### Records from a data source
══════════

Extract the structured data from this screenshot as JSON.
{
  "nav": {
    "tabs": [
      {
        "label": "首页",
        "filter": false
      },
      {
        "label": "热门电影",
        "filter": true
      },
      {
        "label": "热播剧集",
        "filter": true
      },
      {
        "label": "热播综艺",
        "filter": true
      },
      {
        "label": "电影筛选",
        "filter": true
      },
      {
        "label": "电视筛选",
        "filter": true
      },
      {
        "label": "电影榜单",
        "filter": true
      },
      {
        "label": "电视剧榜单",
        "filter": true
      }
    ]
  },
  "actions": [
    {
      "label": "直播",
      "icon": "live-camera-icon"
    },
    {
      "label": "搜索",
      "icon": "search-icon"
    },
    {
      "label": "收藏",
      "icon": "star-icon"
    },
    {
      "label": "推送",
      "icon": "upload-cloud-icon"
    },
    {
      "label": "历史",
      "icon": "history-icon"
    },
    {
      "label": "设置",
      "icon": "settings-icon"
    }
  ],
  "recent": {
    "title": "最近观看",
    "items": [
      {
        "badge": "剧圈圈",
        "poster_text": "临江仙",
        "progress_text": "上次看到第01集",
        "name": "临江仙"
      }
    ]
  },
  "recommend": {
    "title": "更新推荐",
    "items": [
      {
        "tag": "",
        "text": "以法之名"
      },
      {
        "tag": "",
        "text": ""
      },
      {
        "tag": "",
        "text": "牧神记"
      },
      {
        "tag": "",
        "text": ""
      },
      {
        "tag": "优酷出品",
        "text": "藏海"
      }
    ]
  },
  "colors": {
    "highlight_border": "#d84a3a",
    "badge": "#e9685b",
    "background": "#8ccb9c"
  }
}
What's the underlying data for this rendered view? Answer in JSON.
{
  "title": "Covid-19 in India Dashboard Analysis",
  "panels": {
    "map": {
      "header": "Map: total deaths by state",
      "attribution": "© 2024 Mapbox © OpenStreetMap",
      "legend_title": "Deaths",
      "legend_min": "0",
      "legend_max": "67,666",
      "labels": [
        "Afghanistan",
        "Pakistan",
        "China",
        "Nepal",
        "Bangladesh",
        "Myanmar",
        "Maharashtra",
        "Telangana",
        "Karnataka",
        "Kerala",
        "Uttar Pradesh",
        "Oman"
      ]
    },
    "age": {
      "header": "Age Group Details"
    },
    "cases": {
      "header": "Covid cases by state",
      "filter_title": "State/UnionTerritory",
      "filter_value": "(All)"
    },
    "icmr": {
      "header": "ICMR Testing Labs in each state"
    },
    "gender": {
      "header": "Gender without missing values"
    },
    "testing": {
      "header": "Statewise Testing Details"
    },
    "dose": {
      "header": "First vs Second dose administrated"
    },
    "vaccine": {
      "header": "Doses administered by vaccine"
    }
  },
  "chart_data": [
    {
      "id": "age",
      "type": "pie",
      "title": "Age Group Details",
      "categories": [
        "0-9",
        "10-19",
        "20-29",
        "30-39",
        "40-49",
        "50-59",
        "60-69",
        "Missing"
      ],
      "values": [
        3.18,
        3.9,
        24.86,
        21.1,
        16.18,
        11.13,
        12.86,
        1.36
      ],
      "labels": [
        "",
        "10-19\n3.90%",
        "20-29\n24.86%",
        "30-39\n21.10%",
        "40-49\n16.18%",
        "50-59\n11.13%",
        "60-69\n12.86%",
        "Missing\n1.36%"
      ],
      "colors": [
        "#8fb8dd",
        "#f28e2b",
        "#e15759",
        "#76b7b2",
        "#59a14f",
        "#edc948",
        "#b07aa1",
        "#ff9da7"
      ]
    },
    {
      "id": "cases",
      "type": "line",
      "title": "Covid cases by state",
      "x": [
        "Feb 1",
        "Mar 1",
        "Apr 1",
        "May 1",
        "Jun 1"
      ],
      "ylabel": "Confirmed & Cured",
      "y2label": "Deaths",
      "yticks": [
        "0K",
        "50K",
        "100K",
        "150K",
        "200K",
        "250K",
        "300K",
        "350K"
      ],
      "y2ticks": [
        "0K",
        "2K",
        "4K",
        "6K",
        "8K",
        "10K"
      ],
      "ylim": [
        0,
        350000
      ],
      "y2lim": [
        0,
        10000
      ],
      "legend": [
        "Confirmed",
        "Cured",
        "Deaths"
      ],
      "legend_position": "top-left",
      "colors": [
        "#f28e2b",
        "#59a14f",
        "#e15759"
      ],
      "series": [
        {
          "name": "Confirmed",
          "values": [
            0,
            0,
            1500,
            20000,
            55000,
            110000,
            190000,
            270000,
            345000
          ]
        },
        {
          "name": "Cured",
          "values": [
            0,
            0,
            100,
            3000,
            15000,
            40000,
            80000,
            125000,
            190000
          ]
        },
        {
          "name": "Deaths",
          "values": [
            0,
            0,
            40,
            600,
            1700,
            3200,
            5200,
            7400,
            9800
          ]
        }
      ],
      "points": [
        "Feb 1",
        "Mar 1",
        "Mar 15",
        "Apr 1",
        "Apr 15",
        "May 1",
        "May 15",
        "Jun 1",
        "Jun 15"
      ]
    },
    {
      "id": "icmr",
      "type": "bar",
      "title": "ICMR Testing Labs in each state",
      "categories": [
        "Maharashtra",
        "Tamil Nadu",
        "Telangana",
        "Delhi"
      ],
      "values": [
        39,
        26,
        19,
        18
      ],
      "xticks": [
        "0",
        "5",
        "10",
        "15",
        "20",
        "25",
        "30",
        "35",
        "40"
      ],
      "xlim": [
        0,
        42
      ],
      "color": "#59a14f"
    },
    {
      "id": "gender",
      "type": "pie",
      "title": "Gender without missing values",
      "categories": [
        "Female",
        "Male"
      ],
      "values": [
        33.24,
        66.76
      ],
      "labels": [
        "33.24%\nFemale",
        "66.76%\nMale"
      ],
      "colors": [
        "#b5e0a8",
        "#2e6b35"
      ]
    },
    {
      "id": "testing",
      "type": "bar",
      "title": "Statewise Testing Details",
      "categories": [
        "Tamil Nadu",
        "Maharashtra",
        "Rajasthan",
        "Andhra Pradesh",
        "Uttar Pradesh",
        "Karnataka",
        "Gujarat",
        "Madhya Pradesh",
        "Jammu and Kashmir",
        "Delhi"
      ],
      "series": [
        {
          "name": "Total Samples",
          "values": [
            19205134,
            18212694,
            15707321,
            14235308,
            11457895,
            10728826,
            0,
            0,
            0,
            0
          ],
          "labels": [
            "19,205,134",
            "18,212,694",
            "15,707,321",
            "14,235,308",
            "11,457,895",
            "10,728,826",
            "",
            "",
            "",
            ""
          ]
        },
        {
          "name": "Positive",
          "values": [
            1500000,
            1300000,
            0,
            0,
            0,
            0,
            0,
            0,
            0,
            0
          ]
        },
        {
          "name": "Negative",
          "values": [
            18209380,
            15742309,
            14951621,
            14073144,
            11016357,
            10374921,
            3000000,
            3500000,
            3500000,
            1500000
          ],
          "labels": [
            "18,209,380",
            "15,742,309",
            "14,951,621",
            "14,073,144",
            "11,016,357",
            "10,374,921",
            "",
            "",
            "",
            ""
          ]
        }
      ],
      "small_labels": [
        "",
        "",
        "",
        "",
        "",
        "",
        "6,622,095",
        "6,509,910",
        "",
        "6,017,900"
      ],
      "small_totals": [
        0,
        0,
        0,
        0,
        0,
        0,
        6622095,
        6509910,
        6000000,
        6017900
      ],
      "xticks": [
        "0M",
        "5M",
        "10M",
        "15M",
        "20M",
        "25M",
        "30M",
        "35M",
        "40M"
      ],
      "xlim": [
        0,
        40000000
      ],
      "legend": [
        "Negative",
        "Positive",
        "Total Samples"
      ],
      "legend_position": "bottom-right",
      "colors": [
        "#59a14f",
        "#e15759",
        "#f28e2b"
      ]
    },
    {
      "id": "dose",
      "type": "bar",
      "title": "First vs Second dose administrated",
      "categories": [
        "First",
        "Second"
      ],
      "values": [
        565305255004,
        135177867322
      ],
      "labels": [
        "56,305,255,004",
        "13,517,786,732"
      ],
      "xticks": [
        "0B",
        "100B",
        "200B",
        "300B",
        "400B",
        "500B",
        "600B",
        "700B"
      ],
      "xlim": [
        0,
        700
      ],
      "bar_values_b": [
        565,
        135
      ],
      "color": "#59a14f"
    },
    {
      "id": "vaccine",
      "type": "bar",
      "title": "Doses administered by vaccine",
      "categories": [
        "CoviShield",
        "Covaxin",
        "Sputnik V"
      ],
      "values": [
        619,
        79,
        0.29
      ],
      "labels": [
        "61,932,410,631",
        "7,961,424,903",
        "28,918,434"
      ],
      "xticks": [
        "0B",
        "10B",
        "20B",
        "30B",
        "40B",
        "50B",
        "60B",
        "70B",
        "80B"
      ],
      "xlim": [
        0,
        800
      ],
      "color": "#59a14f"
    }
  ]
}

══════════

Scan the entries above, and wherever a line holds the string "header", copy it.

### Written reply
      "header": "Map: total deaths by state",
      "header": "Age Group Details"
      "header": "Covid cases by state",
      "header": "ICMR Testing Labs in each state"
      "header": "Gender without missing values"
      "header": "Statewise Testing Details"
      "header": "First vs Second dose administrated"
      "header": "Doses administered by vaccine"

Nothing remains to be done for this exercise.